**Problem to work on:** Every record must be retyped as it stands.

**Information provided:**
• • • •

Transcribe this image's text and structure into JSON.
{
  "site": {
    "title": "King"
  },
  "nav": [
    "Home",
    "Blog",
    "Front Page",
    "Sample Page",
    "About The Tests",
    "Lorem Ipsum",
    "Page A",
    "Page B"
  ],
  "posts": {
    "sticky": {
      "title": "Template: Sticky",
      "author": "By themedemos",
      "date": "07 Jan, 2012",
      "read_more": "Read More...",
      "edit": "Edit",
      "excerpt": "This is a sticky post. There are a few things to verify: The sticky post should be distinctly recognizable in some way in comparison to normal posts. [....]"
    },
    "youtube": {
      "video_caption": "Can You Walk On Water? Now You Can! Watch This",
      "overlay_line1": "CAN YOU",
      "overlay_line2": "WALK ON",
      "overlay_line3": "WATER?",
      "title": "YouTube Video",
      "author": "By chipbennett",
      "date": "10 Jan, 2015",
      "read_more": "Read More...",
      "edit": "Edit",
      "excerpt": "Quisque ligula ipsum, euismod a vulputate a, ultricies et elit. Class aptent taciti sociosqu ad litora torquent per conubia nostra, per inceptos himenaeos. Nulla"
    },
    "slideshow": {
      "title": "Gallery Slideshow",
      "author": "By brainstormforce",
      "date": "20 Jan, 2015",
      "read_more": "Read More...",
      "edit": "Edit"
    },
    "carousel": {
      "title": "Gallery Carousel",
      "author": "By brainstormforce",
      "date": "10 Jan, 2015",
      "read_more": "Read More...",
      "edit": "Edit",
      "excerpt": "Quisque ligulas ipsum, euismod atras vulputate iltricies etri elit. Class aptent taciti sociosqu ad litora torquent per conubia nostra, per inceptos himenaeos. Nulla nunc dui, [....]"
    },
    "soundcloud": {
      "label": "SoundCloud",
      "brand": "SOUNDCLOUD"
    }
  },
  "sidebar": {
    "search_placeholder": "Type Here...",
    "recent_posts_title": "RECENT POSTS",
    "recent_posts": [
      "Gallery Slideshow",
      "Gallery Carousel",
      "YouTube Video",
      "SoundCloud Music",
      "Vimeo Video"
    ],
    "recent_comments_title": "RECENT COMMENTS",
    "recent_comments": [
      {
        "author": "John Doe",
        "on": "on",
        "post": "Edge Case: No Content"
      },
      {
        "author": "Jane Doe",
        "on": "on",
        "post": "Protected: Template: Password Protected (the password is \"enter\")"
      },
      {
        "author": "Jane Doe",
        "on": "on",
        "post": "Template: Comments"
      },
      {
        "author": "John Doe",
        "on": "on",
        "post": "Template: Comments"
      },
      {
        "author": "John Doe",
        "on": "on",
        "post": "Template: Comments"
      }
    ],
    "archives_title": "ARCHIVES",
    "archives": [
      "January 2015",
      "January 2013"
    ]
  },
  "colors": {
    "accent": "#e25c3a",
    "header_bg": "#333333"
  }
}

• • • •

**Task response:**
Transcribe this image's text and structure into JSON.
{
  "site": {
    "title": "King"
  },
  "nav": [
    "Home",
    "Blog",
    "Front Page",
    "Sample Page",
    "About The Tests",
    "Lorem Ipsum",
    "Page A",
    "Page B"
  ],
  "posts": {
    "sticky": {
      "title": "Template: Sticky",
      "author": "By themedemos",
      "date": "07 Jan, 2012",
      "read_more": "Read More...",
      "edit": "Edit",
      "excerpt": "This is a sticky post. There are a few things to verify: The sticky post should be distinctly recognizable in some way in comparison to normal posts. [....]"
    },
    "youtube": {
      "video_caption": "Can You Walk On Water? Now You Can! Watch This",
      "overlay_line1": "CAN YOU",
      "overlay_line2": "WALK ON",
      "overlay_line3": "WATER?",
      "title": "YouTube Video",
      "author": "By chipbennett",
      "date": "10 Jan, 2015",
      "read_more": "Read More...",
      "edit": "Edit",
      "excerpt": "Quisque ligula ipsum, euismod a vulputate a, ultricies et elit. Class aptent taciti sociosqu ad litora torquent per conubia nostra, per inceptos himenaeos. Nulla"
    },
    "slideshow": {
      "title": "Gallery Slideshow",
      "author": "By brainstormforce",
      "date": "20 Jan, 2015",
      "read_more": "Read More...",
      "edit": "Edit"
    },
    "carousel": {
      "title": "Gallery Carousel",
      "author": "By brainstormforce",
      "date": "10 Jan, 2015",
      "read_more": "Read More...",
      "edit": "Edit",
      "excerpt": "Quisque ligulas ipsum, euismod atras vulputate iltricies etri elit. Class aptent taciti sociosqu ad litora torquent per conubia nostra, per inceptos himenaeos. Nulla nunc dui, [....]"
    },
    "soundcloud": {
      "label": "SoundCloud",
      "brand": "SOUNDCLOUD"
    }
  },
  "sidebar": {
    "search_placeholder": "Type Here...",
    "recent_posts_title": "RECENT POSTS",
    "recent_posts": [
      "Gallery Slideshow",
      "Gallery Carousel",
      "YouTube Video",
      "SoundCloud Music",
      "Vimeo Video"
    ],
    "recent_comments_title": "RECENT COMMENTS",
    "recent_comments": [
      {
        "author": "John Doe",
        "on": "on",
        "post": "Edge Case: No Content"
      },
      {
        "author": "Jane Doe",
        "on": "on",
        "post": "Protected: Template: Password Protected (the password is \"enter\")"
      },
      {
        "author": "Jane Doe",
        "on": "on",
        "post": "Template: Comments"
      },
      {
        "author": "John Doe",
        "on": "on",
        "post": "Template: Comments"
      },
      {
        "author": "John Doe",
        "on": "on",
        "post": "Template: Comments"
      }
    ],
    "archives_title": "ARCHIVES",
    "archives": [
      "January 2015",
      "January 2013"
    ]
  },
  "colors": {
    "accent": "#e25c3a",
    "header_bg": "#333333"
  }
}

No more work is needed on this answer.